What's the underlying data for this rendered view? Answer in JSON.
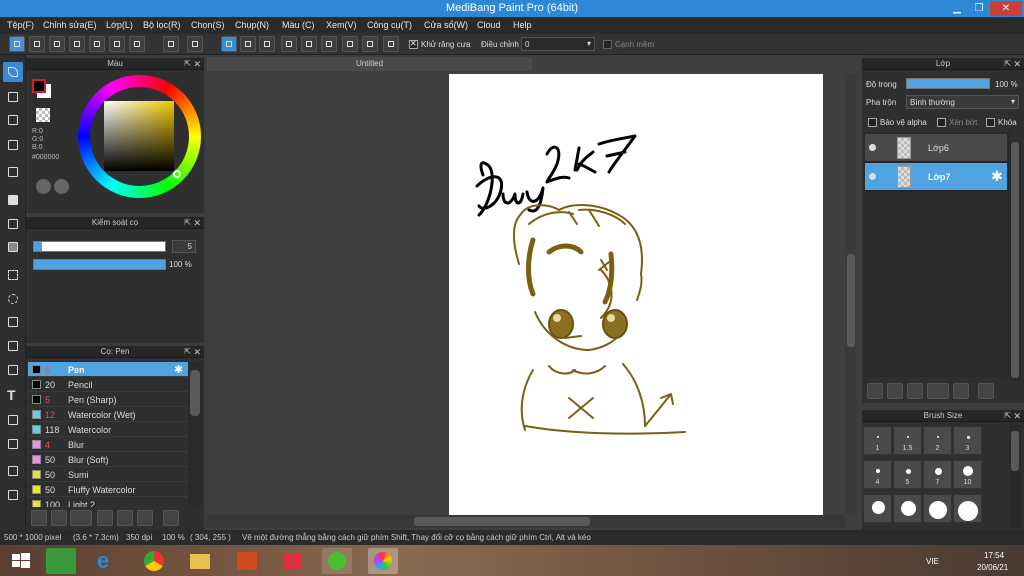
{
  "window": {
    "title": "MediBang Paint Pro (64bit)"
  },
  "menu": [
    "Tệp(F)",
    "Chỉnh sửa(E)",
    "Lớp(L)",
    "Bộ lọc(R)",
    "Chọn(S)",
    "Chụp(N)",
    "Màu (C)",
    "Xem(V)",
    "Công cụ(T)",
    "Cửa sổ(W)",
    "Cloud",
    "Help"
  ],
  "toolbar": {
    "antialias_label": "Khử răng cưa",
    "adjust_label": "Điều chỉnh",
    "adjust_value": "0",
    "edge_label": "Cạnh mềm"
  },
  "color_panel": {
    "title": "Màu",
    "r": "R:0",
    "g": "G:0",
    "b": "B:0",
    "hex": "#000000",
    "fg": "#000000",
    "bg": "#ffffff"
  },
  "brush_control": {
    "title": "Kiểm soát cọ",
    "size_value": "5",
    "opacity_value": "100 %",
    "size_fraction": 0.06,
    "opacity_fraction": 1.0
  },
  "brush_panel": {
    "title": "Cọ: Pen",
    "items": [
      {
        "size": "5",
        "name": "Pen",
        "color": "#000000",
        "size_color": "#e05050"
      },
      {
        "size": "20",
        "name": "Pencil",
        "color": "#000000",
        "size_color": "#dddddd"
      },
      {
        "size": "5",
        "name": "Pen (Sharp)",
        "color": "#000000",
        "size_color": "#e05050"
      },
      {
        "size": "12",
        "name": "Watercolor (Wet)",
        "color": "#5fd0f0",
        "size_color": "#e05050"
      },
      {
        "size": "118",
        "name": "Watercolor",
        "color": "#5fd0f0",
        "size_color": "#dddddd"
      },
      {
        "size": "4",
        "name": "Blur",
        "color": "#f08ce8",
        "size_color": "#e05050"
      },
      {
        "size": "50",
        "name": "Blur (Soft)",
        "color": "#f08ce8",
        "size_color": "#dddddd"
      },
      {
        "size": "50",
        "name": "Sumi",
        "color": "#e8e820",
        "size_color": "#dddddd"
      },
      {
        "size": "50",
        "name": "Fluffy Watercolor",
        "color": "#e8e820",
        "size_color": "#dddddd"
      },
      {
        "size": "100",
        "name": "Light 2",
        "color": "#e8e820",
        "size_color": "#dddddd"
      }
    ]
  },
  "canvas": {
    "tab_title": "Untitled",
    "signature": "Duy2K7"
  },
  "layer_panel": {
    "title": "Lớp",
    "opacity_label": "Độ trong",
    "opacity_value": "100 %",
    "blend_label": "Pha trộn",
    "blend_value": "Bình thường",
    "protect_alpha": "Bảo vệ alpha",
    "clip": "Xén bớt",
    "lock": "Khóa",
    "layers": [
      {
        "name": "Lớp6",
        "selected": false
      },
      {
        "name": "Lớp7",
        "selected": true
      }
    ]
  },
  "brush_size_panel": {
    "title": "Brush Size",
    "sizes": [
      "1",
      "1.5",
      "2",
      "3",
      "4",
      "5",
      "7",
      "10",
      "",
      "",
      "",
      ""
    ]
  },
  "status": {
    "dimensions": "500 * 1000 pixel",
    "cm": "(3.6 * 7.3cm)",
    "dpi": "350 dpi",
    "zoom": "100 %",
    "coords": "( 304, 255 )",
    "hint": "Vẽ một đường thẳng bằng cách giữ phím Shift, Thay đổi cỡ cọ bằng cách giữ phím Ctrl, Alt và kéo"
  },
  "taskbar": {
    "lang": "VIE",
    "time": "17:54",
    "date": "20/06/21"
  },
  "colors": {
    "accent": "#3a8bd6",
    "titlebar": "#2d89d8",
    "sketch": "#7a6010"
  }
}
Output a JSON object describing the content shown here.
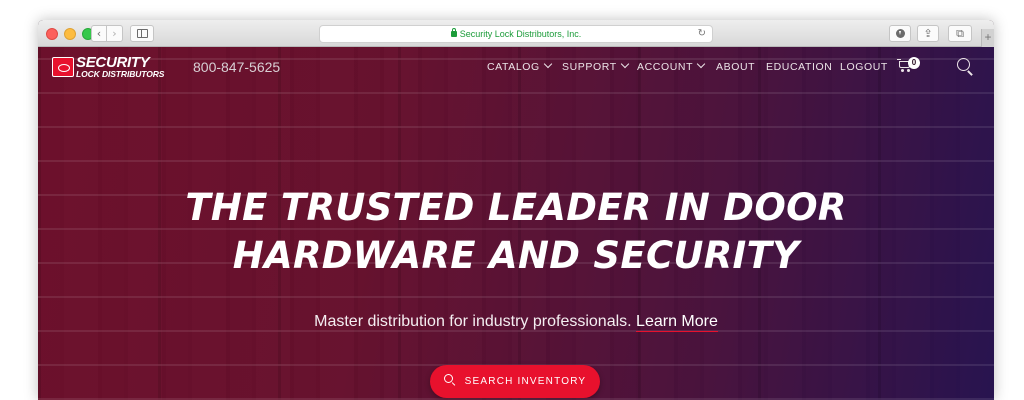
{
  "browser": {
    "url_text": "Security Lock Distributors, Inc.",
    "back_glyph": "‹",
    "forward_glyph": "›",
    "reload_glyph": "↻",
    "share_glyph": "⇪",
    "tabs_glyph": "⧉",
    "new_tab_glyph": "+"
  },
  "header": {
    "logo_top": "SECURITY",
    "logo_bottom": "LOCK DISTRIBUTORS",
    "phone": "800-847-5625",
    "nav": [
      {
        "label": "CATALOG",
        "has_dropdown": true
      },
      {
        "label": "SUPPORT",
        "has_dropdown": true
      },
      {
        "label": "ACCOUNT",
        "has_dropdown": true
      },
      {
        "label": "ABOUT",
        "has_dropdown": false
      },
      {
        "label": "EDUCATION",
        "has_dropdown": false
      },
      {
        "label": "LOGOUT",
        "has_dropdown": false
      }
    ],
    "cart_count": "0"
  },
  "hero": {
    "title_line1": "THE TRUSTED LEADER IN DOOR",
    "title_line2": "HARDWARE AND SECURITY",
    "subtitle": "Master distribution for industry professionals.",
    "learn_more": "Learn More",
    "cta_label": "SEARCH INVENTORY"
  },
  "colors": {
    "accent": "#e8112d",
    "hero_overlay_left": "#6e0e2a",
    "hero_overlay_right": "#241250"
  }
}
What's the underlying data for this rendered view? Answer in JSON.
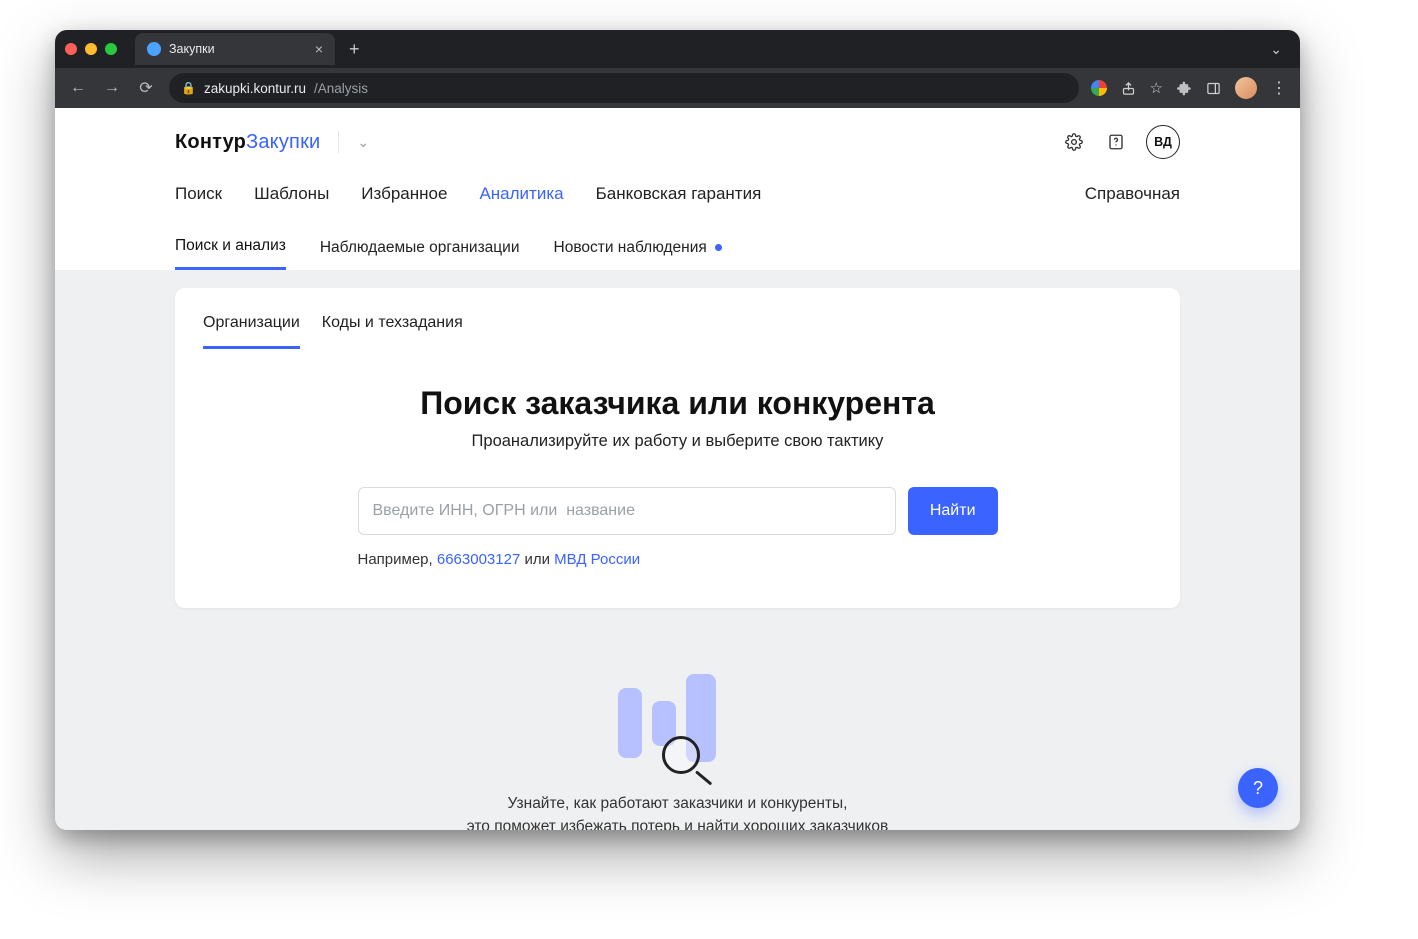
{
  "browser": {
    "tab_title": "Закупки",
    "url_domain": "zakupki.kontur.ru",
    "url_path": "/Analysis"
  },
  "brand": {
    "part1": "Контур",
    "part2": "Закупки"
  },
  "user": {
    "initials": "ВД"
  },
  "mainnav": {
    "search": "Поиск",
    "templates": "Шаблоны",
    "favorites": "Избранное",
    "analytics": "Аналитика",
    "bank_guarantee": "Банковская гарантия",
    "help": "Справочная"
  },
  "subnav": {
    "search_analysis": "Поиск и анализ",
    "watched_orgs": "Наблюдаемые организации",
    "watch_news": "Новости наблюдения"
  },
  "innertabs": {
    "orgs": "Организации",
    "codes": "Коды и техзадания"
  },
  "hero": {
    "title": "Поиск заказчика или конкурента",
    "subtitle": "Проанализируйте их работу и выберите свою тактику"
  },
  "search": {
    "placeholder": "Введите ИНН, ОГРН или  название",
    "button": "Найти"
  },
  "example": {
    "prefix": "Например, ",
    "link1": "6663003127",
    "sep": " или ",
    "link2": "МВД России"
  },
  "caption": {
    "line1": "Узнайте, как работают заказчики и конкуренты,",
    "line2": "это поможет избежать потерь и найти хороших заказчиков"
  },
  "fab": {
    "label": "?"
  }
}
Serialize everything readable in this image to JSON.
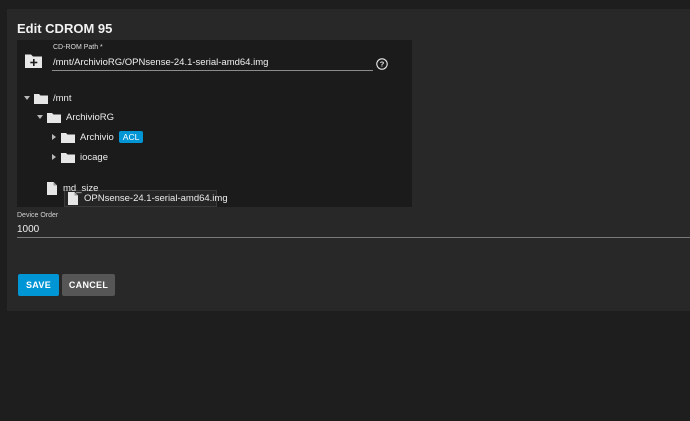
{
  "dialog": {
    "title": "Edit CDROM 95"
  },
  "explorer": {
    "path_label": "CD-ROM Path *",
    "path_value": "/mnt/ArchivioRG/OPNsense-24.1-serial-amd64.img",
    "tree": {
      "root": "/mnt",
      "archiviorg": "ArchivioRG",
      "archivio": "Archivio",
      "acl_badge": "ACL",
      "iocage": "iocage",
      "selected_file": "OPNsense-24.1-serial-amd64.img",
      "md_size": "md_size"
    }
  },
  "device_order": {
    "label": "Device Order",
    "value": "1000"
  },
  "buttons": {
    "save": "SAVE",
    "cancel": "CANCEL"
  },
  "colors": {
    "accent": "#0095d5",
    "cancel": "#565656",
    "card": "#282828",
    "explorer": "#1b1b1b",
    "background": "#1e1e1e"
  }
}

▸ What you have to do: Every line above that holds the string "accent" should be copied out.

▸ Task result:
    "accent": "#3a8bd6",
    "accent": "#e8112d",
    "accent": "#0095d5",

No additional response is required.